NEW YORK (CNNfn) - If you're lucky enough to be among the more than 40 million Americans with an old-fashioned pension coming to them, that money probably figures prominently in your retirement equation.|
But the truth is a company can terminate a defined-benefit plan at anytime, and if yours does you might need to rework your calculations.
Just because a plan dies doesn't necessarily mean you won't get paid what you are owed up until that point -- the Employee Retirement Income Security Act of 1974 (ERISA) helped see to that. But you may not always get as much as you thought, or you may get it a lot earlier than you expect.
And if a company you used to work for goes out of business or is sold, you must be vigilant about keeping the plan administrator up-to-date on how to reach you so you can get your due.
Why plans end
An employer may end its pension plan if it is financially hard-pressed, or if, for business purposes, it does not want to continue the plan, according to the Pension Benefits Guaranty Corp., a federal agency created by ERISA that insures the pensions of 33 million people in single-employer, defined-benefit plans.
An insured plan may also get the ax if PBGC decides the pension doesn't have enough money to pay participants.
Whatever the circumstance, participants should be notified in writing by either the plan administrator 60 days before the termination date or by the PBGC as soon as possible after it has taken control of a plan.
Getting your due
Of course, in the best and most common circumstances, a company ending its plan has ample funds to pay employees their pensions, and will do so by purchasing an annuity on your behalf, or possibly paying it to you in a lump-sum. Either way, the money will no longer be insured by PBGC.
If an annuity is purchased, you will receive your payments directly from the insurance company when you retire.
But there are times when that PBGC insurance comes in handy.
If a company files for what's called a "distress termination," the PBGC will take over as trustee and calculate your benefits according to the plan's provisions, but only up to ERISA limits. In 2000, the maximum benefit guarantee is $38,659.08 per year, or $3,221.59 a month.
That means if you had a high salary and would have been entitled to benefits above that amount, you stand to lose some money.
"The better your benefit, the less protection you have," said Karen Ferguson, director of the Pension Rights Center in Washington.
But the PBGC reports that the majority of participants in the plans it takes over receive all the money they would have gotten if their plans had not failed.
"In general terms, it's typically very few people who are over the limit," a PBGC spokesman said.
But be aware that the agency is in the business of covering basic pension benefits. ERISA does not necessarily require PBGC to compensate for special elements or recent improvements in your plan.
"They don't guarantee most bells and whistles," said Carol Connor Flowe, PBGC's former general counsel.
Not happy with your check?
But as with anything actuarial and bureaucratic, you may disagree with PBGC's assessment of how much you should receive.
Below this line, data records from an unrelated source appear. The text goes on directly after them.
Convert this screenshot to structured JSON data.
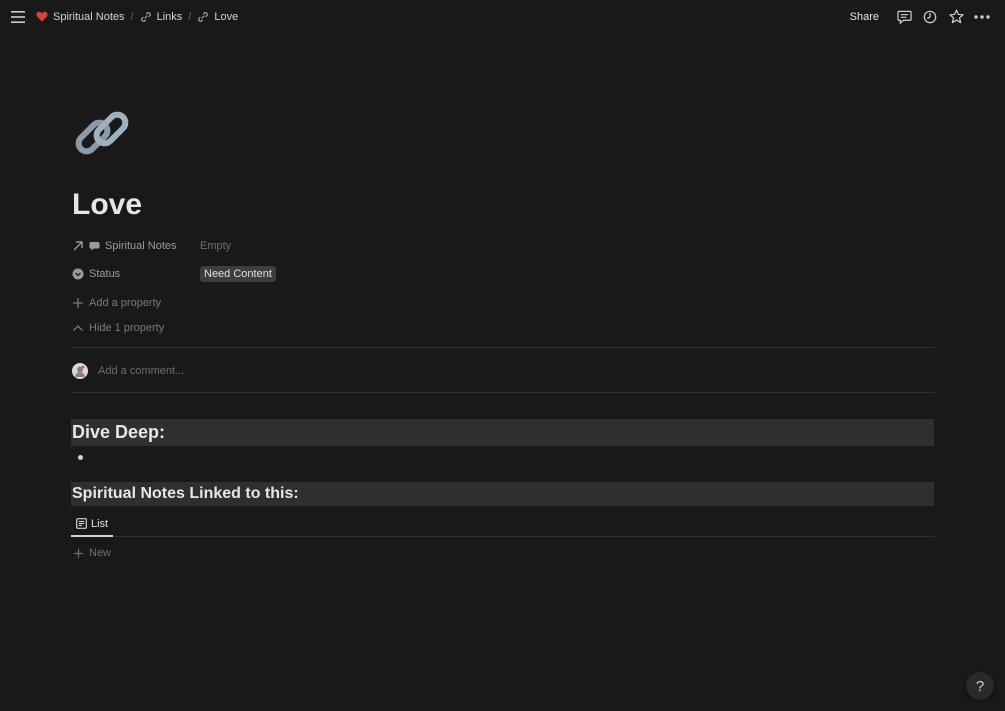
{
  "breadcrumb": [
    {
      "label": "Spiritual Notes",
      "icon": "heart-icon"
    },
    {
      "label": "Links",
      "icon": "link-icon"
    },
    {
      "label": "Love",
      "icon": "link-icon"
    }
  ],
  "breadcrumb_separator": "/",
  "topbar": {
    "share_label": "Share",
    "icons": [
      "comment-icon",
      "clock-icon",
      "star-icon",
      "more-icon"
    ]
  },
  "page": {
    "icon": "link-emoji-icon",
    "title": "Love"
  },
  "properties": [
    {
      "name": "Spiritual Notes",
      "type_icon": "relation-arrow-icon",
      "value": "Empty"
    },
    {
      "name": "Status",
      "type_icon": "status-icon",
      "value": "Need Content"
    }
  ],
  "actions": {
    "add_property": "Add a property",
    "hide_property": "Hide 1 property"
  },
  "comment": {
    "placeholder": "Add a comment..."
  },
  "blocks": {
    "heading1": "Dive Deep:",
    "heading2": "Spiritual Notes Linked to this:"
  },
  "view": {
    "tab_label": "List",
    "new_label": "New"
  },
  "help_label": "?",
  "colors": {
    "background": "#191919",
    "heading_block_bg": "#2f2f2f",
    "heart": "#e03e3e",
    "tag_bg": "#3d3d3d"
  }
}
If that's the case, you can appeal your case with the agency.
Figuring out the best strategy can be tough. "There is nobody to help you get through the process," Ferguson said.
What's more, said Mike Tanner, "It's very hard to understand the actuarial process to argue the point."
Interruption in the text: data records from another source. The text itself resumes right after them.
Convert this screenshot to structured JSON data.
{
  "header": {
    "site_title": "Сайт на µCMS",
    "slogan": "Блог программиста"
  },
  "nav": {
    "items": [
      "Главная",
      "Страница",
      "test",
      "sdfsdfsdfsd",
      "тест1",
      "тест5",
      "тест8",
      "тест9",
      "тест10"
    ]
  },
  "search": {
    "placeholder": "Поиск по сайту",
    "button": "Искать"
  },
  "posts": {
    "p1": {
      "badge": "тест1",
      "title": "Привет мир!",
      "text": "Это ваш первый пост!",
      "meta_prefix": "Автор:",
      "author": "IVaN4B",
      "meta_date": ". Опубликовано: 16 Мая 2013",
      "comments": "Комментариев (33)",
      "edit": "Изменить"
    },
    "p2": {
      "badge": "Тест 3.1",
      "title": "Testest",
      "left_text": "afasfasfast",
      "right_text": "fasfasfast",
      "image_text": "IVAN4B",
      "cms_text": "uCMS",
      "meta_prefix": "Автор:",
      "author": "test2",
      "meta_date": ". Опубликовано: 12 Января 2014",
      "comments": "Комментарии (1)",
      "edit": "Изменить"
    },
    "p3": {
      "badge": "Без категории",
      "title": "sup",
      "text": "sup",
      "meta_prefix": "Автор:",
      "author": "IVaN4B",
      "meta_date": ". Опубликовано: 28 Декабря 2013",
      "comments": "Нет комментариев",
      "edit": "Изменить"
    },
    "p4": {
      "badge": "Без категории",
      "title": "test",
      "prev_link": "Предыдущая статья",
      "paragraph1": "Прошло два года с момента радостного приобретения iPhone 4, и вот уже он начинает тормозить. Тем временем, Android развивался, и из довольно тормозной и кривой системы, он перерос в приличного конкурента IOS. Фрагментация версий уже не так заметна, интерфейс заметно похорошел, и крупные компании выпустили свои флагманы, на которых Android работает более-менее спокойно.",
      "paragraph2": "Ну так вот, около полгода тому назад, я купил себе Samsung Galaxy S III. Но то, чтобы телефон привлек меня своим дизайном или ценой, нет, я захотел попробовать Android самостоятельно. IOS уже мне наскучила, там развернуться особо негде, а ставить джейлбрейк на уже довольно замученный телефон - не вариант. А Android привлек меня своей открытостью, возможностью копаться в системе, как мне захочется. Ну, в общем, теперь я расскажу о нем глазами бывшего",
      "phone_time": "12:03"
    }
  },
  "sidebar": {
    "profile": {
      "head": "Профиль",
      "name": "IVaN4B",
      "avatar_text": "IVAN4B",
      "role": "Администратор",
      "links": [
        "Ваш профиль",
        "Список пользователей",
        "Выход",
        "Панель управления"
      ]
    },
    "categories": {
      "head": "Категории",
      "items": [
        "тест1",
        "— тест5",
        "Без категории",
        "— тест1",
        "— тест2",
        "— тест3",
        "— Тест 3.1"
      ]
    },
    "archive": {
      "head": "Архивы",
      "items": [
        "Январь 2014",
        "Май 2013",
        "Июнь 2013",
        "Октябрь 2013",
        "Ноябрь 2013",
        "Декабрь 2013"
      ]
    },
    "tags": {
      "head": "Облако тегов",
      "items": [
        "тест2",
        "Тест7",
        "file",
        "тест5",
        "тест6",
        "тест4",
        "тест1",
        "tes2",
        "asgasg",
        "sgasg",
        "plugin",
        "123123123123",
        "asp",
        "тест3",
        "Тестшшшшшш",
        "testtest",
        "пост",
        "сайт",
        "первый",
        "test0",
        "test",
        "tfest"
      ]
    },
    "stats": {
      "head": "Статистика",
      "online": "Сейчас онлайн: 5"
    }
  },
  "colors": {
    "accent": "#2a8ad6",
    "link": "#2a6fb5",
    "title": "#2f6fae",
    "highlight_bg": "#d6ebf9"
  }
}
Tanner, whose name was changed to protect his privacy, is appealing a PBGC decision, contending that his monthly pension should be several hundred dollars more than it is.
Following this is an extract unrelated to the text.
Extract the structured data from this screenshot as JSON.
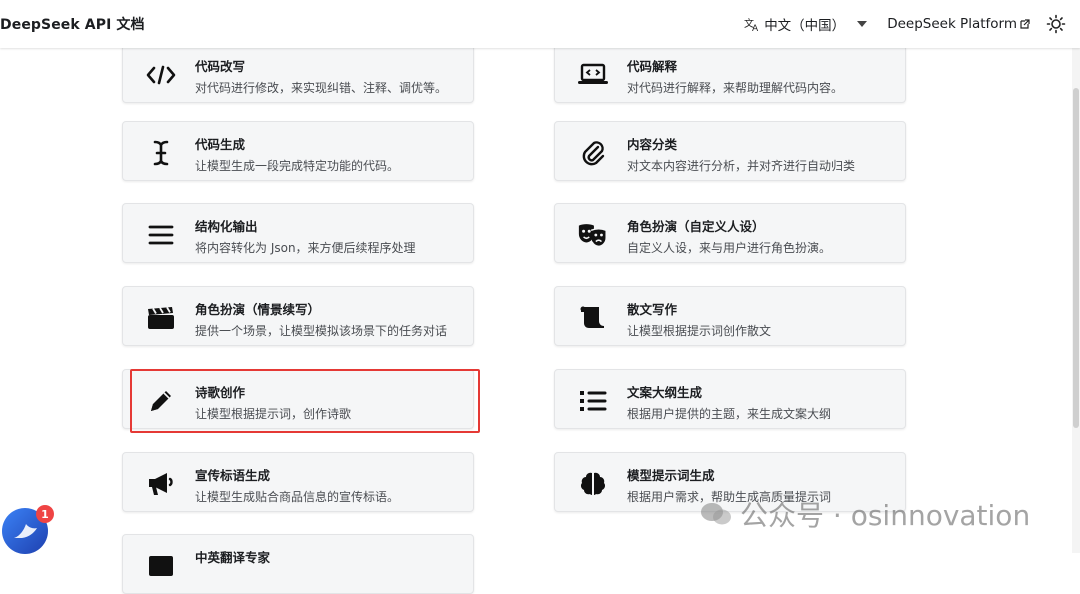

But there are some resources to call on if you need help with your appeal or with understanding your rights.
Start with one of the pension assistance projects across the country. They have experts on staff who can offer advice and put you in touch with pension lawyers.
The lump-sum conundrum
You might also want help with the investment decisions you must make after a plan terminates.
If your plan is amply funded, in addition to an annuity, you may be given the option to roll the money over into an IRA or take it as a cash payout. And if your company is sold or merged, you may be able to roll the money over into the new company's pension plan.
Be warned, however. If you choose the cash payout you pay income tax on it and, if you are under 59-1/2, a 10 percent withdrawal penalty as well, said certified financial planner Ray Ferrara of Clearwater, Fla.
Translation: Don't cash out.
The only people who don't have to pay the penalty, Ferrara said, are those 55 and older who have been terminated from their positions when the pension plan ends.
Other investment choices
If you are choosing between an annuity and an IRA, consider your health.
Having dinner with your great-grandmother? "You might want to take an annuity if you have super longevity in your family," Ferrara said. Depending on how you set them up, annuities can offer guaranteed payments until your death.
But if you have a progressive disease or are otherwise in poor condition, an IRA may be a better place to park your money, he advised.
Investment savvy is another factor. "If you are not astute in managing money, are not comfortable working with a financial planner, and are concerned about the market, taking an annuity may give you greater peace of mind," Ferrara said.
But if you are confident making investment decisions, an IRA may serve you well.
If you or your money's gone missing
Of course, there's no point worrying how to invest your money if you can't find it or if you're not on record as a plan participant. There's at least $19 million in pension benefits out there that could have your name on them.
If you're a missing pensioner or are trying to locate your pension from a company that has closed its doors, be sure to check PBGC's pension search directory.